By: Greg Mitchell
On Monday, the day after a heated exchange between Tim Russert and Secretary of Defense Donald Rumsfeld on NBC’s “Meet the Press,” media critics and political commentators weighed in on either side but largely ignored the Pentagon chief’s direct slam at the nation’s newspapers.
For those who missed the original, here is a summary, based on the transcript.
Russert rolled a tape of the now-famous question from Spc. Thomas Wilson about a lack of adequate armor on many military vehicles, asked during a Rumsfeld stopover in Kuwait on Dec. 8. The tape spliced together the two Rumsfeld replies that got the most play:
? “As you know, you go to war with the Army you have, not the Army you might want or wish to have at a later time.”
? “And if you think about it, you can have all the armor in the world on a tank and a tank can be blown up. And you can have an up-armored Humvee and it can be blown up.”
Rumsfeld then told Russert, “That was unfair and it was selectively taking out two sentences from a long exchange. … And when you suggested that that’s how I answered that question, that is factually wrong. … That is not how I answered that question.”
After Russert asked what was missing, Rumsfeld, obviously prepared, offered to read his entire response to the soldier. This is it:
“I talked to the general coming out here about the pace at which the vehicles are being armored. They have been brought from all over the world, wherever they’re not needed, to places where they are needed. I’m told they are being — the Army is — I think it’s something like 400 a month are being done now. And it’s essentially a matter of physics. It’s not a matter of money. It isn’t a matter on the part of the Army’s desire. It’s a matter of production and capability of doing it. As you know, you go to the war with the Army you have. They’re not the Army you might want or wish to have at a later time.
“Since the Iraq conflict began, the Army has been pressing ahead to produce armor necessary at a rate that they believe — it’s a greatly expanded rate from what existed previously but a rate that they believe is the rate that can be accomplished. I can assure you that Gen. Schumacher and the leadership of the Army and certainly Gen. Whitcomb are sensitive to the fact that not every vehicle has the degree of armor that would be desirable to have, but that they’re working at it at a good clip.
“It’s interesting. I’ve talked a great deal about this with a team of people who’ve been working hard at the Pentagon. And if you think about it, you can have all the armor in the world on a tank and the tank could still be blown up. And you can have an up-armored Humvee and it can be blown up. And you can go down and the vehicle — the goal we have is to have many of those vehicles as is humanly possible with the appropriate level of armor available for the troops. And that’s what the Army’s been working on.”
Rumsfeld then added his slap at the press: “Now, that answer is totally different from picking out two lines. And I think it’s an unfair representation and it’s exactly what some of the newspapers around the country did.”
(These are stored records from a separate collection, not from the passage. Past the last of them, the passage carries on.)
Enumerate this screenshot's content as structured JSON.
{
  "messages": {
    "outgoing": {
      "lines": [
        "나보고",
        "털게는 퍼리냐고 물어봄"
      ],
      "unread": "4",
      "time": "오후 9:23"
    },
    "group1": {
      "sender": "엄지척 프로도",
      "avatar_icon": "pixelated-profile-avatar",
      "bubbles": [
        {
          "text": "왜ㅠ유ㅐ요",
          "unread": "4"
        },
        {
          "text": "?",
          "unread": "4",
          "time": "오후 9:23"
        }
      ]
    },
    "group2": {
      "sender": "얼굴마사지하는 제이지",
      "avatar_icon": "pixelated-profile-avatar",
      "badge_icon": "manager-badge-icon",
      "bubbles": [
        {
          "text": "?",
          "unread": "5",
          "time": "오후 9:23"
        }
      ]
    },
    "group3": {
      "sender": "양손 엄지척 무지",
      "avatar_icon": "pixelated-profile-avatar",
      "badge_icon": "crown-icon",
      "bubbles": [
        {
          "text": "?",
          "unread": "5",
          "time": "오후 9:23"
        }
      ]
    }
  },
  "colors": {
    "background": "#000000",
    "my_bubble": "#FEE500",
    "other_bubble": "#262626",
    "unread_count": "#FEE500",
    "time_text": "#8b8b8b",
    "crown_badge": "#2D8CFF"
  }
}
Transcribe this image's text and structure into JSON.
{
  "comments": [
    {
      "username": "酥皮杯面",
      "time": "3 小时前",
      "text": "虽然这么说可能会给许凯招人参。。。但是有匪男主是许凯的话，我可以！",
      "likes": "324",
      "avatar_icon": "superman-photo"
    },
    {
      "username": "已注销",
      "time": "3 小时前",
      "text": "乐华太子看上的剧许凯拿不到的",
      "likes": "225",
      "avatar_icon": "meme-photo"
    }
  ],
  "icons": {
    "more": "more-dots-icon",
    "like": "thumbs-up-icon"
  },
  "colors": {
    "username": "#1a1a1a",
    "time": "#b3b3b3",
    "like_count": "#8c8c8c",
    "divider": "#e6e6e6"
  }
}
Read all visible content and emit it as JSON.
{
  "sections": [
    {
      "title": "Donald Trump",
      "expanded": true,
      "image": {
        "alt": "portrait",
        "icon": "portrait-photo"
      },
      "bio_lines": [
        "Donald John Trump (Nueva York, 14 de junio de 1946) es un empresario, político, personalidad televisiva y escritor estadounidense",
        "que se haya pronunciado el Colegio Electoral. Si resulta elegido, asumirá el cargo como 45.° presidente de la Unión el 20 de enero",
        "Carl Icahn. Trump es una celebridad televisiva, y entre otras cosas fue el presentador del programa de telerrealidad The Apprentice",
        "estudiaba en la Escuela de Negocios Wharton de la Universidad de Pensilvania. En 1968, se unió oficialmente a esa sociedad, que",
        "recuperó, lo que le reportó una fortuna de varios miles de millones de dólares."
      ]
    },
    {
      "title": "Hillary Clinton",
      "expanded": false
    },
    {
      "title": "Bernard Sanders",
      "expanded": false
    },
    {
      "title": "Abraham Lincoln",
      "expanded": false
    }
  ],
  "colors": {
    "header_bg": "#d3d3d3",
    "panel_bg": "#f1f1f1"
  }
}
The Pentagon chief predicted that by mid-February “there will not be a vehicle moving around in Iraq outside of a protected compound with American soldiers in it that does not have an appropriate level of armor.”
But Russert replied: “Which is a pretty dramatic change, because Newsweek had said that, of the 19,000 Humvees in the Iraqi theater, according to the Army’s latest numbers, only a quarter were fully armored. So the fact is that Specialist Wilson’s question in front of his troops in which he was cheered was helpful in getting people to truly focus and respond to this. Fair?”
To which Rumsfeld responded: “Well, you saw my answer.”
Now, what do readers of E&P think? Obviously, a bit of bias may show through, but please send along your comments on whether the press deserves Rumsfeld’s knock. E-mail to me at email@example.com, and I’ll print a few responses.